[Opening Raw data section]

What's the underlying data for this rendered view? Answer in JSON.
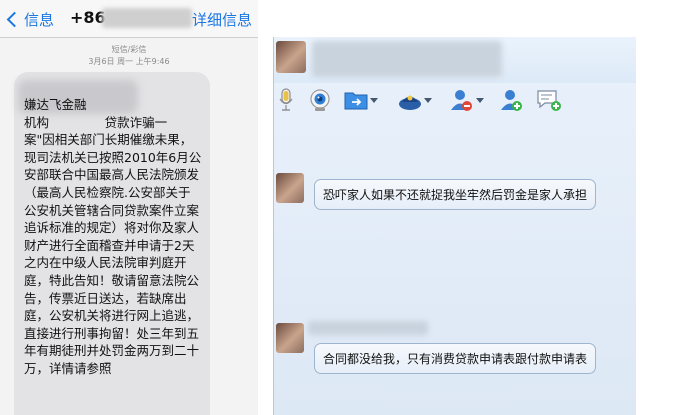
{
  "sms": {
    "back_label": "信息",
    "number_prefix": "+86",
    "details_label": "详细信息",
    "message_type": "短信/彩信",
    "timestamp": "3月6日 周一 上午9:46",
    "message_text": "嫌达飞金融\n机构              贷款诈骗一\n案\"因相关部门长期催缴未果，现司法机关已按照2010年6月公安部联合中国最高人民法院颁发（最高人民检察院.公安部关于公安机关管辖合同贷款案件立案追诉标准的规定）将对你及家人财产进行全面稽查并申请于2天之内在中级人民法院审判庭开庭，特此告知！敬请留意法院公告，传票近日送达，若缺席出庭，公安机关将进行网上追逃，直接进行刑事拘留！处三年到五年有期徒刑并处罚金两万到二十万，详情请参照"
  },
  "chat": {
    "colors": {
      "accent": "#1a76e0",
      "bubble_border": "#9fb5cf",
      "panel_bg": "#e3ecf7"
    },
    "toolbar_icons": [
      "microphone-icon",
      "webcam-icon",
      "folder-transfer-icon",
      "remote-assist-icon",
      "block-user-icon",
      "add-contact-icon",
      "message-add-icon"
    ],
    "messages": [
      {
        "text": "恐吓家人如果不还就捉我坐牢然后罚金是家人承担"
      },
      {
        "text": "合同都没给我，只有消费贷款申请表跟付款申请表"
      }
    ]
  }
}
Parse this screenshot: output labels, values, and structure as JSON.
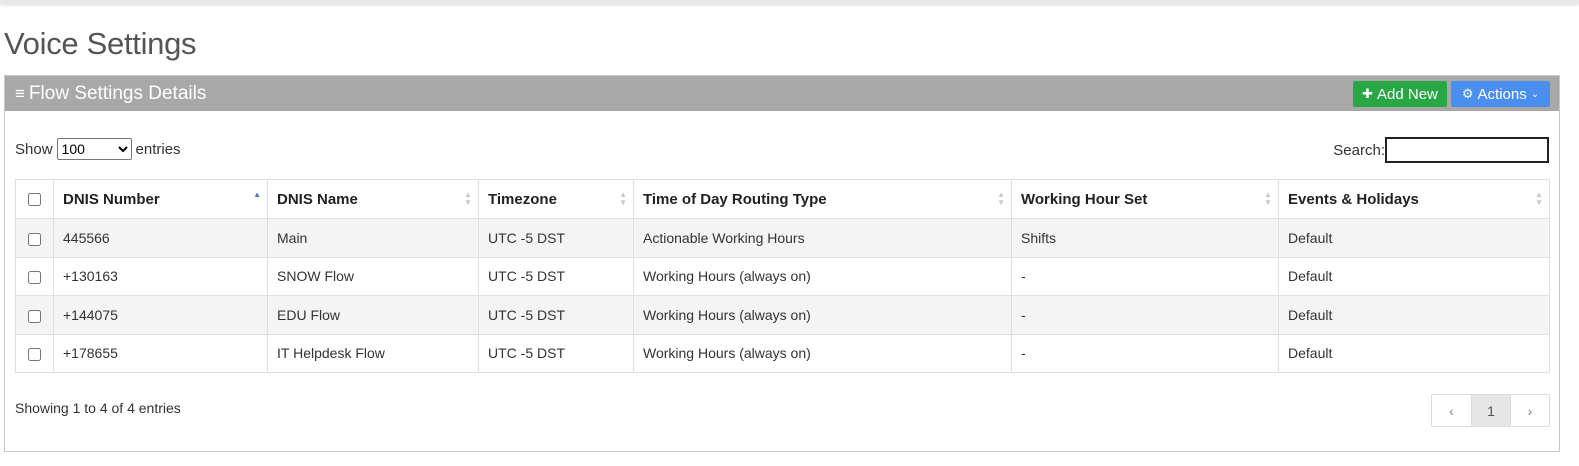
{
  "page": {
    "title": "Voice Settings"
  },
  "panel": {
    "title": "Flow Settings Details",
    "add_button": "Add New",
    "actions_button": "Actions",
    "colors": {
      "header_bg": "#a8a8a8",
      "add_green": "#28a745",
      "actions_blue": "#4a8ef0"
    }
  },
  "length_control": {
    "prefix": "Show",
    "selected": "100",
    "suffix": "entries"
  },
  "search": {
    "label": "Search:",
    "value": ""
  },
  "table": {
    "columns": [
      "DNIS Number",
      "DNIS Name",
      "Timezone",
      "Time of Day Routing Type",
      "Working Hour Set",
      "Events & Holidays"
    ],
    "rows": [
      [
        "445566",
        "Main",
        "UTC -5 DST",
        "Actionable Working Hours",
        "Shifts",
        "Default"
      ],
      [
        "+130163",
        "SNOW Flow",
        "UTC -5 DST",
        "Working Hours (always on)",
        "-",
        "Default"
      ],
      [
        "+144075",
        "EDU Flow",
        "UTC -5 DST",
        "Working Hours (always on)",
        "-",
        "Default"
      ],
      [
        "+178655",
        "IT Helpdesk Flow",
        "UTC -5 DST",
        "Working Hours (always on)",
        "-",
        "Default"
      ]
    ]
  },
  "footer": {
    "info": "Showing 1 to 4 of 4 entries"
  },
  "pagination": {
    "prev": "‹",
    "current_page": "1",
    "next": "›"
  }
}
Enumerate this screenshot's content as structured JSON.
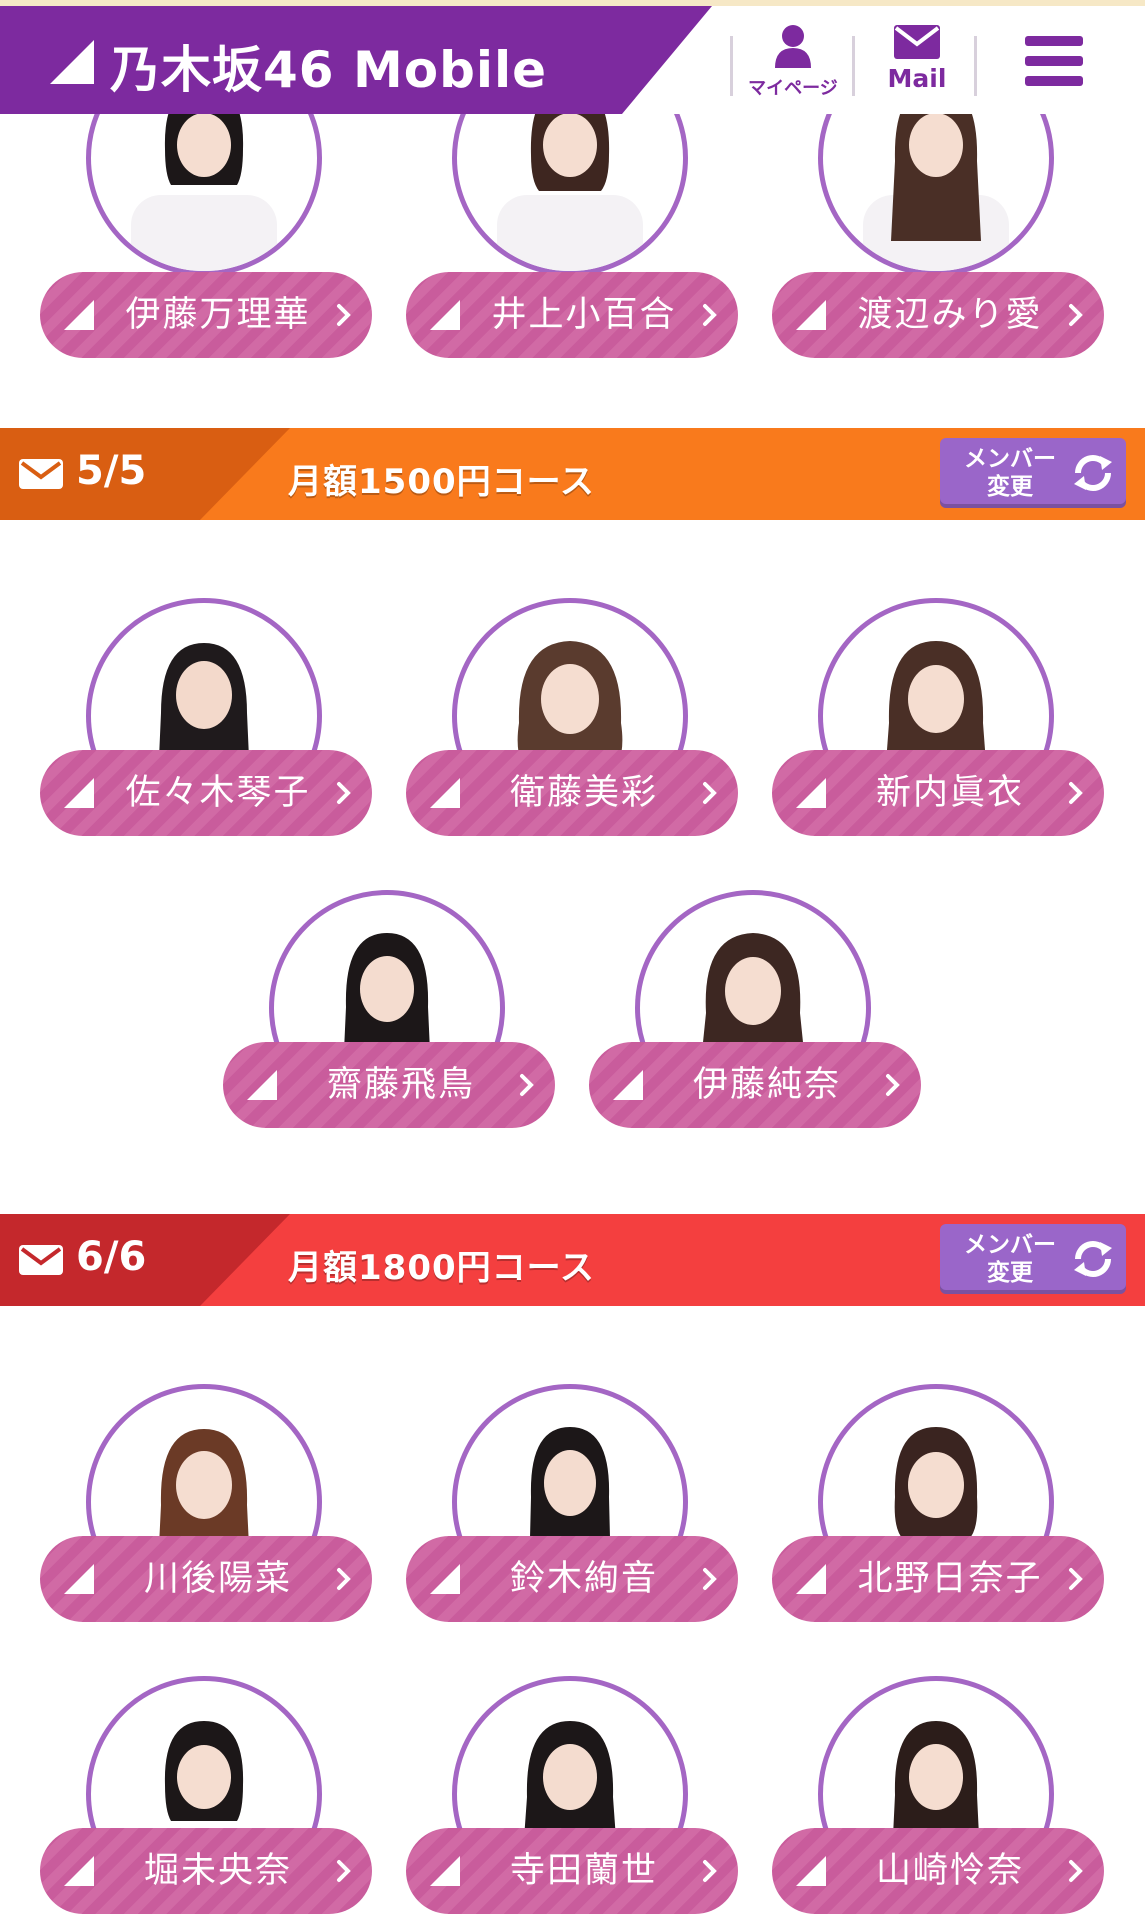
{
  "header": {
    "brand": "乃木坂46 Mobile",
    "mypage_label": "マイページ",
    "mail_label": "Mail",
    "colors": {
      "brand_purple": "#7d2a9f"
    }
  },
  "top_members": [
    {
      "name": "伊藤万理華",
      "photo": "member-photo"
    },
    {
      "name": "井上小百合",
      "photo": "member-photo"
    },
    {
      "name": "渡辺みり愛",
      "photo": "member-photo"
    }
  ],
  "course_1500": {
    "count": "5/5",
    "name": "月額1500円コース",
    "change_line1": "メンバー",
    "change_line2": "変更",
    "colors": {
      "left": "#d95e12",
      "right": "#f97a1c"
    },
    "members": [
      {
        "name": "佐々木琴子"
      },
      {
        "name": "衛藤美彩"
      },
      {
        "name": "新内眞衣"
      },
      {
        "name": "齋藤飛鳥"
      },
      {
        "name": "伊藤純奈"
      }
    ]
  },
  "course_1800": {
    "count": "6/6",
    "name": "月額1800円コース",
    "change_line1": "メンバー",
    "change_line2": "変更",
    "colors": {
      "left": "#c4282c",
      "right": "#f43f3f"
    },
    "members": [
      {
        "name": "川後陽菜"
      },
      {
        "name": "鈴木絢音"
      },
      {
        "name": "北野日奈子"
      },
      {
        "name": "堀未央奈"
      },
      {
        "name": "寺田蘭世"
      },
      {
        "name": "山崎怜奈"
      }
    ]
  }
}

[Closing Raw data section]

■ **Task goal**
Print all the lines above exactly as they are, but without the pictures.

■ **Answer section**
What's the underlying data for this rendered view? Answer in JSON.
{
  "sms": {
    "back_label": "信息",
    "number_prefix": "+86",
    "details_label": "详细信息",
    "message_type": "短信/彩信",
    "timestamp": "3月6日 周一 上午9:46",
    "message_text": "嫌达飞金融\n机构              贷款诈骗一\n案\"因相关部门长期催缴未果，现司法机关已按照2010年6月公安部联合中国最高人民法院颁发（最高人民检察院.公安部关于公安机关管辖合同贷款案件立案追诉标准的规定）将对你及家人财产进行全面稽查并申请于2天之内在中级人民法院审判庭开庭，特此告知！敬请留意法院公告，传票近日送达，若缺席出庭，公安机关将进行网上追逃，直接进行刑事拘留！处三年到五年有期徒刑并处罚金两万到二十万，详情请参照"
  },
  "chat": {
    "colors": {
      "accent": "#1a76e0",
      "bubble_border": "#9fb5cf",
      "panel_bg": "#e3ecf7"
    },
    "toolbar_icons": [
      "microphone-icon",
      "webcam-icon",
      "folder-transfer-icon",
      "remote-assist-icon",
      "block-user-icon",
      "add-contact-icon",
      "message-add-icon"
    ],
    "messages": [
      {
        "text": "恐吓家人如果不还就捉我坐牢然后罚金是家人承担"
      },
      {
        "text": "合同都没给我，只有消费贷款申请表跟付款申请表"
      }
    ]
  }
}
Parse this screenshot: output labels, values, and structure as JSON.
{
  "page": {
    "title": "Voice Settings"
  },
  "panel": {
    "title": "Flow Settings Details",
    "add_button": "Add New",
    "actions_button": "Actions",
    "colors": {
      "header_bg": "#a8a8a8",
      "add_green": "#28a745",
      "actions_blue": "#4a8ef0"
    }
  },
  "length_control": {
    "prefix": "Show",
    "selected": "100",
    "suffix": "entries"
  },
  "search": {
    "label": "Search:",
    "value": ""
  },
  "table": {
    "columns": [
      "DNIS Number",
      "DNIS Name",
      "Timezone",
      "Time of Day Routing Type",
      "Working Hour Set",
      "Events & Holidays"
    ],
    "rows": [
      [
        "445566",
        "Main",
        "UTC -5 DST",
        "Actionable Working Hours",
        "Shifts",
        "Default"
      ],
      [
        "+130163",
        "SNOW Flow",
        "UTC -5 DST",
        "Working Hours (always on)",
        "-",
        "Default"
      ],
      [
        "+144075",
        "EDU Flow",
        "UTC -5 DST",
        "Working Hours (always on)",
        "-",
        "Default"
      ],
      [
        "+178655",
        "IT Helpdesk Flow",
        "UTC -5 DST",
        "Working Hours (always on)",
        "-",
        "Default"
      ]
    ]
  },
  "footer": {
    "info": "Showing 1 to 4 of 4 entries"
  },
  "pagination": {
    "prev": "‹",
    "current_page": "1",
    "next": "›"
  }
}
Enumerate this screenshot's content as structured JSON.
{
  "header": {
    "brand": "乃木坂46 Mobile",
    "mypage_label": "マイページ",
    "mail_label": "Mail",
    "colors": {
      "brand_purple": "#7d2a9f"
    }
  },
  "top_members": [
    {
      "name": "伊藤万理華",
      "photo": "member-photo"
    },
    {
      "name": "井上小百合",
      "photo": "member-photo"
    },
    {
      "name": "渡辺みり愛",
      "photo": "member-photo"
    }
  ],
  "course_1500": {
    "count": "5/5",
    "name": "月額1500円コース",
    "change_line1": "メンバー",
    "change_line2": "変更",
    "colors": {
      "left": "#d95e12",
      "right": "#f97a1c"
    },
    "members": [
      {
        "name": "佐々木琴子"
      },
      {
        "name": "衛藤美彩"
      },
      {
        "name": "新内眞衣"
      },
      {
        "name": "齋藤飛鳥"
      },
      {
        "name": "伊藤純奈"
      }
    ]
  },
  "course_1800": {
    "count": "6/6",
    "name": "月額1800円コース",
    "change_line1": "メンバー",
    "change_line2": "変更",
    "colors": {
      "left": "#c4282c",
      "right": "#f43f3f"
    },
    "members": [
      {
        "name": "川後陽菜"
      },
      {
        "name": "鈴木絢音"
      },
      {
        "name": "北野日奈子"
      },
      {
        "name": "堀未央奈"
      },
      {
        "name": "寺田蘭世"
      },
      {
        "name": "山崎怜奈"
      }
    ]
  }
}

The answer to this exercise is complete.